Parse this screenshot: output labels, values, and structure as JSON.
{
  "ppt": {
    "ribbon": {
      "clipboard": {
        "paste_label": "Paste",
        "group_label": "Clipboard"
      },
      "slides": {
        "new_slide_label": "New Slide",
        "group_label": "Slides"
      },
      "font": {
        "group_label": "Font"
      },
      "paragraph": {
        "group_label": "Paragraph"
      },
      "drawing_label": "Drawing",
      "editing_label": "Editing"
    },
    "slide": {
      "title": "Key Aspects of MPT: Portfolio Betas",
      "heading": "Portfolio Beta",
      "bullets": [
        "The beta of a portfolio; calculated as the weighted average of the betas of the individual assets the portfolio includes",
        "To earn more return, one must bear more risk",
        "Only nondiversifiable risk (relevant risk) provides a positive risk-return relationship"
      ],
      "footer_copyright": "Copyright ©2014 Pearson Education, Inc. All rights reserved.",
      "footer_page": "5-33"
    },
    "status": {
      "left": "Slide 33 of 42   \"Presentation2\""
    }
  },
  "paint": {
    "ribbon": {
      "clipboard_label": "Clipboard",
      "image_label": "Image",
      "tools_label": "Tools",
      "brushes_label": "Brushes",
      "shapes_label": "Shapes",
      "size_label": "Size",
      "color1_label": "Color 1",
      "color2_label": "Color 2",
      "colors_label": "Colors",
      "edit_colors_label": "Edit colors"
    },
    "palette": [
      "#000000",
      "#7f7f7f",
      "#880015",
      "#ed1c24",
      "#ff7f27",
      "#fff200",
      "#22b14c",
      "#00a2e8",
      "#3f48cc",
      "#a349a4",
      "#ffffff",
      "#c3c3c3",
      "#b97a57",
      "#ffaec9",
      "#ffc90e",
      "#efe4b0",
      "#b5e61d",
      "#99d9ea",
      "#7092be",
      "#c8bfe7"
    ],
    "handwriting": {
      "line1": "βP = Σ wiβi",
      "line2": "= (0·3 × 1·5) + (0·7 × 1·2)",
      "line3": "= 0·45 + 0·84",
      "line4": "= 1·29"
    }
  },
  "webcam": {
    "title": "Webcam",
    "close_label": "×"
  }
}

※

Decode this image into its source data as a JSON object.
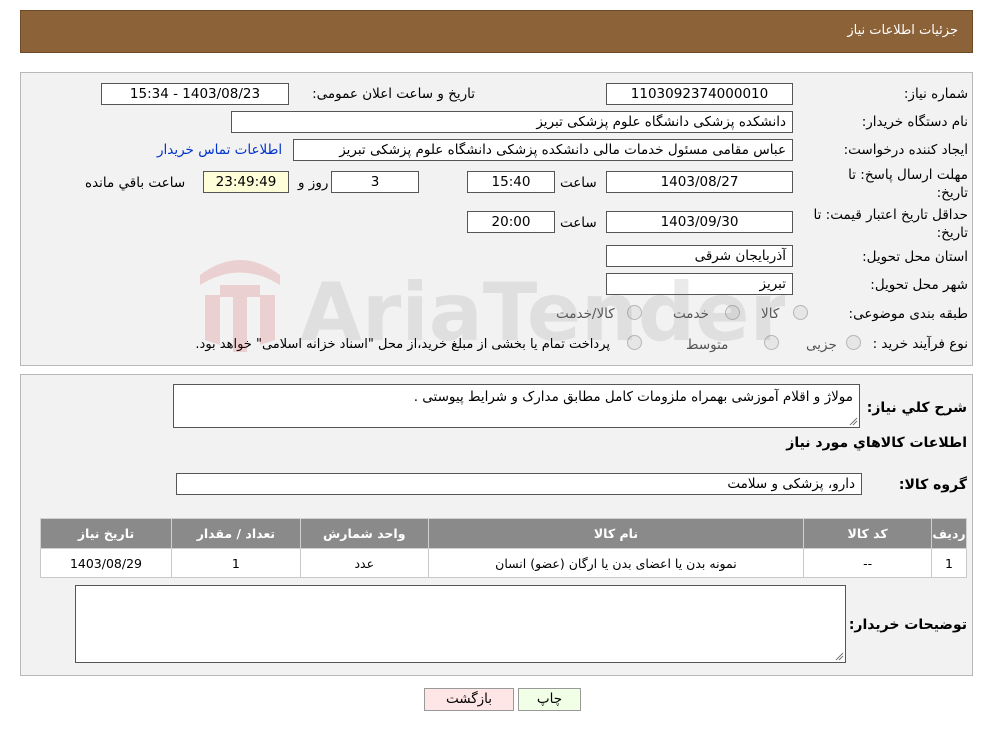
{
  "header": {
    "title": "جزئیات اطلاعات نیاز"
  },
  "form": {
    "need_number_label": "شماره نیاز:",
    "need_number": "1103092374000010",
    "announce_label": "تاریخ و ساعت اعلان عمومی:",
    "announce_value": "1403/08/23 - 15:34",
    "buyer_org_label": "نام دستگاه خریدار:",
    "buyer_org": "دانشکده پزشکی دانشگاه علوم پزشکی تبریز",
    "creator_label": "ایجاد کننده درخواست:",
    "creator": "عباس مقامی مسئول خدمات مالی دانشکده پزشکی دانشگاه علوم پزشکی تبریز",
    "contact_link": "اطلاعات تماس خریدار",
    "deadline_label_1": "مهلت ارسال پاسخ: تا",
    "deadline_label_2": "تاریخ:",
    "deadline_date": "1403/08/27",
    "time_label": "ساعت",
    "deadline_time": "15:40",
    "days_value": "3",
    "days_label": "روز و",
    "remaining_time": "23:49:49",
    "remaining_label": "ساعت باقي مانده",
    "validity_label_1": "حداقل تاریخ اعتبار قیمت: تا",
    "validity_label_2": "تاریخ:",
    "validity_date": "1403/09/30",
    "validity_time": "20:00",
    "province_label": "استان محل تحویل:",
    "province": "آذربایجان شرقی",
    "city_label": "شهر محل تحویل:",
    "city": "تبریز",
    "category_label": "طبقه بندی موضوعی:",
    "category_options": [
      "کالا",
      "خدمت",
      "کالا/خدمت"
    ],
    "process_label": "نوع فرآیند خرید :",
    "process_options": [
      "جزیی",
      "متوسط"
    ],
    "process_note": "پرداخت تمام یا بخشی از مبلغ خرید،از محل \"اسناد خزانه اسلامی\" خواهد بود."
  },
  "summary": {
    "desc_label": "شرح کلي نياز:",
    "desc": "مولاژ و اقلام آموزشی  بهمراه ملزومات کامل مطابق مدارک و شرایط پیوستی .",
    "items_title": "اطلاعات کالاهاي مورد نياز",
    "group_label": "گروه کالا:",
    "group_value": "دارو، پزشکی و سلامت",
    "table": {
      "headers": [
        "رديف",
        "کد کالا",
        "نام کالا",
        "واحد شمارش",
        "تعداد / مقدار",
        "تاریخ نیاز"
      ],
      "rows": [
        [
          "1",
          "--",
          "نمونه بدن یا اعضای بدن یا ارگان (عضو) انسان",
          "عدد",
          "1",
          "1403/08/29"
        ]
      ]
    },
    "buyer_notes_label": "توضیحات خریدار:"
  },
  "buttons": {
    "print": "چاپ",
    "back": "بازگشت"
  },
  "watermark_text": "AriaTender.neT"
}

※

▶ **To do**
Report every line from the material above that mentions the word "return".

▶ **Finished exercise**
        "To earn more return, one must bear more risk",
        "Only nondiversifiable risk (relevant risk) provides a positive risk-return relationship"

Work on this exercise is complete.